**What is needed**: Give back the records that follow exactly, images excluded.

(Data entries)

···

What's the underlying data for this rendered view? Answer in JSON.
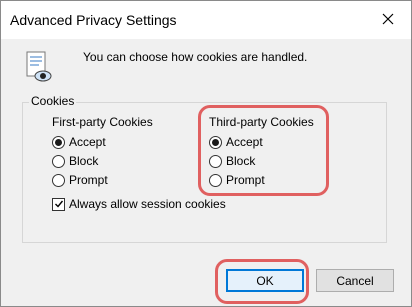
{
  "dialog": {
    "title": "Advanced Privacy Settings",
    "close_icon": "close-icon",
    "info_icon": "privacy-document-eye-icon",
    "info_text": "You can choose how cookies are handled."
  },
  "cookies": {
    "group_label": "Cookies",
    "first_party": {
      "title": "First-party Cookies",
      "options": [
        "Accept",
        "Block",
        "Prompt"
      ],
      "selected": "Accept"
    },
    "third_party": {
      "title": "Third-party Cookies",
      "options": [
        "Accept",
        "Block",
        "Prompt"
      ],
      "selected": "Accept"
    },
    "session_checkbox_label": "Always allow session cookies",
    "session_checkbox_checked": true
  },
  "buttons": {
    "ok": "OK",
    "cancel": "Cancel"
  },
  "colors": {
    "highlight": "#e06060",
    "accent": "#0078d7"
  }
}
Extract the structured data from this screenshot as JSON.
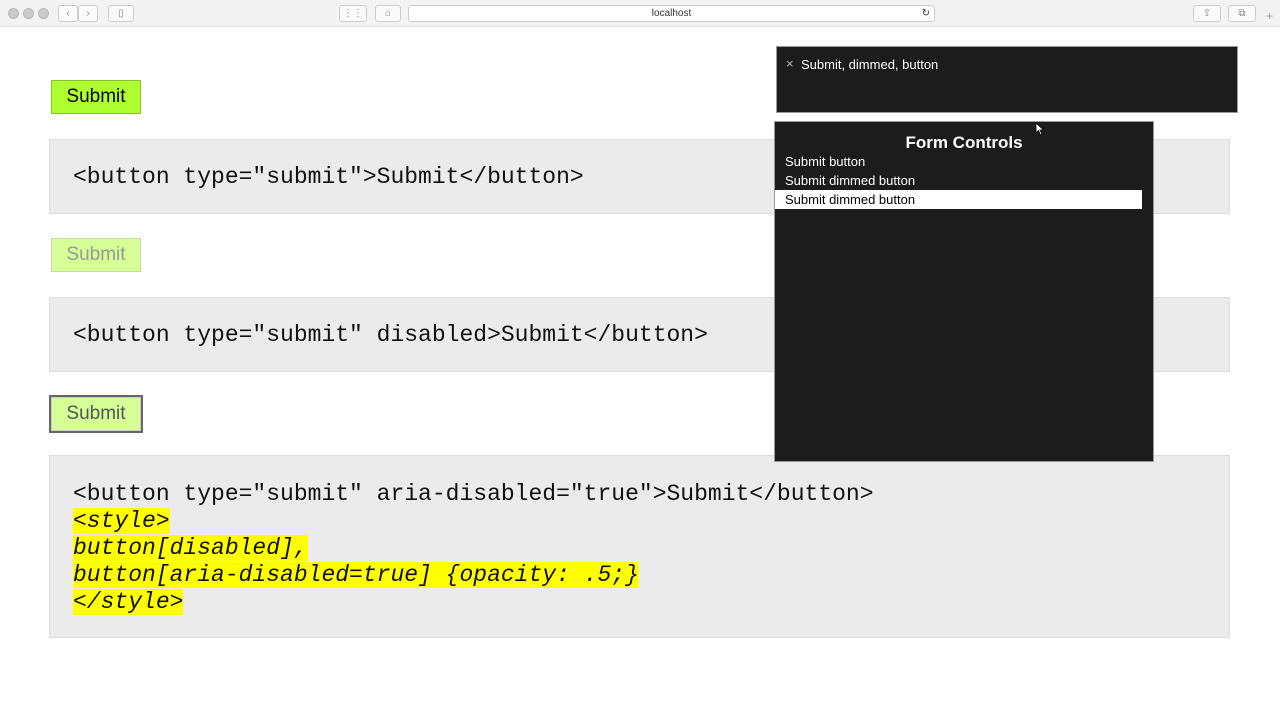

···

**Answer for the task**:
What's the underlying data for this rendered view? Answer in JSON.
{
  "dialog": {
    "title": "Advanced Privacy Settings",
    "close_icon": "close-icon",
    "info_icon": "privacy-document-eye-icon",
    "info_text": "You can choose how cookies are handled."
  },
  "cookies": {
    "group_label": "Cookies",
    "first_party": {
      "title": "First-party Cookies",
      "options": [
        "Accept",
        "Block",
        "Prompt"
      ],
      "selected": "Accept"
    },
    "third_party": {
      "title": "Third-party Cookies",
      "options": [
        "Accept",
        "Block",
        "Prompt"
      ],
      "selected": "Accept"
    },
    "session_checkbox_label": "Always allow session cookies",
    "session_checkbox_checked": true
  },
  "buttons": {
    "ok": "OK",
    "cancel": "Cancel"
  },
  "colors": {
    "highlight": "#e06060",
    "accent": "#0078d7"
  }
}
Extract the structured data from this screenshot as JSON.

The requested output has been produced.